Not many tracks are created to be only between 8 and 15 seconds long, but many of our composers create "Stinger" versions of their tracks, which often happen to be between 8 and 15 seconds, so in this case I get a result of 358 tracks. In this case, the resulting track listing doesn't show me the full length tracks - it shows me only the stinger versions that are between 8 and 15 seconds.


My friends, these are only a few examples of how you can use our Advanced Browse page to experiment with our catalog of stock music / royalty-free music and find exactly the tracks you need, with an amazing degree of flexibility and power in your searches. Experiment with it. Have fun with it. You can't break anything -- we hope! :-) You may find some combinations give you zero results, and you may find some combinations that give you too many results to make sense of it. If that happens, go back to the form and think of ways to tweak your settings to make your search more open, or more precise. In particular, keep track of those AND / OR buttons and click on them to change their functionality.

Have fun!

Thursday, November 5, 2015

A video for the track "Rising Up" by Isha Erskine Project

We publish a lot of new music every week and we wouldn't have any chance of producing a video to promote every single track, but track #18,483 in our stock music catalog is Rising Up by the Isha Erskine Project, and we decided to spend some extra time on having a video done to this track.

The video itself isn't much to brag about, truth be told, but then we aren't video producers. It's just some stock video footage set to the music in an amateur way, but the music is superb. We hope you'll enjoy it. Here is the video (embedded from YouTube):

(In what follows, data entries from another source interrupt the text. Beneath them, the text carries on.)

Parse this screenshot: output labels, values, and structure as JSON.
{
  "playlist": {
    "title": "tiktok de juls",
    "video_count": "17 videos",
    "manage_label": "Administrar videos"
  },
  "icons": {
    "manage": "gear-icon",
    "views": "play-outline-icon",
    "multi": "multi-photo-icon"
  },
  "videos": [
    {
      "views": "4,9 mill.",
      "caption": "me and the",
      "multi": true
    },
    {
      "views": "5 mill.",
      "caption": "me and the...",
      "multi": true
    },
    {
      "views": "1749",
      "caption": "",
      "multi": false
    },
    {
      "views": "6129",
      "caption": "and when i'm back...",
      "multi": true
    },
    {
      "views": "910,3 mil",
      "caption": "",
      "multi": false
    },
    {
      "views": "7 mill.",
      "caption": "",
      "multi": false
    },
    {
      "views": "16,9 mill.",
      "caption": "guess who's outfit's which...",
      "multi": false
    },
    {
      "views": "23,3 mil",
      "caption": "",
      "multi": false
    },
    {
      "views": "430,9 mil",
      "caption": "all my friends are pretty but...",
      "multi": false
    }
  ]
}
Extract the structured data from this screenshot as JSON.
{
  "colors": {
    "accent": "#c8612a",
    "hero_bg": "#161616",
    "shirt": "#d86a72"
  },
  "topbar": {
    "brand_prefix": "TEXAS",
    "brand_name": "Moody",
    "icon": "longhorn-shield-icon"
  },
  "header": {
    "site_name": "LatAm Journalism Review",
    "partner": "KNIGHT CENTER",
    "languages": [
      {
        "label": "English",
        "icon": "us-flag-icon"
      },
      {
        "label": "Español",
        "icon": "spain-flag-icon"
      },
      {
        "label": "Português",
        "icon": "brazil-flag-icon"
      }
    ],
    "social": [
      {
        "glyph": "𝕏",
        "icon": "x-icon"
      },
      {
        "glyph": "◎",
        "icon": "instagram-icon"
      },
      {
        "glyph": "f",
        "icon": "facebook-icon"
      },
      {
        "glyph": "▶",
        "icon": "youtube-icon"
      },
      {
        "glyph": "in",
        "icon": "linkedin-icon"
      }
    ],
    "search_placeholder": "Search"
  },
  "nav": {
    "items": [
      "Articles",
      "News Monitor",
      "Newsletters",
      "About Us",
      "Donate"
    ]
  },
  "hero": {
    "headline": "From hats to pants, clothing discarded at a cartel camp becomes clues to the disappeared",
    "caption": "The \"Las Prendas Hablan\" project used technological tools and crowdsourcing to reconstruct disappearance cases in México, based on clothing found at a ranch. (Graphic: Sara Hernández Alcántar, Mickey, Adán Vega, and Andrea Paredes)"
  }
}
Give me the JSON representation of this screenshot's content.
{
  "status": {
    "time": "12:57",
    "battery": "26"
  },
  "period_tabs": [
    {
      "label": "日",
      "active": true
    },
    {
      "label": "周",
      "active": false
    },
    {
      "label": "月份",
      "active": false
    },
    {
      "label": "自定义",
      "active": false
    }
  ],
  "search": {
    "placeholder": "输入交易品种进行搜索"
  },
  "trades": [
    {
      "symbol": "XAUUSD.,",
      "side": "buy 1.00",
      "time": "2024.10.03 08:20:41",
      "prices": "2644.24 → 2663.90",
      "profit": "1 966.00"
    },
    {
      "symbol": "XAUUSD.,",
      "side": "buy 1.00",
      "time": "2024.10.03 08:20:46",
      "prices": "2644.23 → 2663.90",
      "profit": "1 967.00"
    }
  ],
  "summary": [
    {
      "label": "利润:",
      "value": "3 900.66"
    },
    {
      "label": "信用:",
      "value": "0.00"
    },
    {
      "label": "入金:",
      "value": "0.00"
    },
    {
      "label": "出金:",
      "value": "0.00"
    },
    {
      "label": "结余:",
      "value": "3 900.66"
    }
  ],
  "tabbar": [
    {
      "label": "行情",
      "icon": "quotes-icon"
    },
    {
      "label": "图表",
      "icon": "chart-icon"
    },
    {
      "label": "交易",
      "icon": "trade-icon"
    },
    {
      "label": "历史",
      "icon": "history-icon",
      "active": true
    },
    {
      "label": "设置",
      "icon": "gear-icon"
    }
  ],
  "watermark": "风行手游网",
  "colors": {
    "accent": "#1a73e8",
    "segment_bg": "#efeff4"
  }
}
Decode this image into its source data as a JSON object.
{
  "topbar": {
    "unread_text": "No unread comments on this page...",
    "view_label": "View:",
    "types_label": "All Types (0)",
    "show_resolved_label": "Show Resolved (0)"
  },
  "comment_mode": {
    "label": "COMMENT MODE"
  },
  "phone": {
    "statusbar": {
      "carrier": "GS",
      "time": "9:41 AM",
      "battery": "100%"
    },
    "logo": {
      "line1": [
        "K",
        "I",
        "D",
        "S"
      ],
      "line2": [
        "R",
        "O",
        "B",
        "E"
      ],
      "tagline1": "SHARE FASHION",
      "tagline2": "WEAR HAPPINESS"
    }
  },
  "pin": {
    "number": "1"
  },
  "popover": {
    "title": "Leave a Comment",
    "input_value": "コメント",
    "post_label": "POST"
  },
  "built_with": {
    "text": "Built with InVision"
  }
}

The music track is a vocal, somewhat mysterious, epic, but in an understated, elegant way. It's hard to explain exactly why this track is so atmospheric and vibrant. It has a timeless feel, and can work well in drama, as theme songs for films and much more. There is also an instrumental version. Here is a link to the track in our royalty-free music listing, showing all the different versions available and the licensing costs: https://www.shockwave-sound.com/stock-music-track/18483/rising-up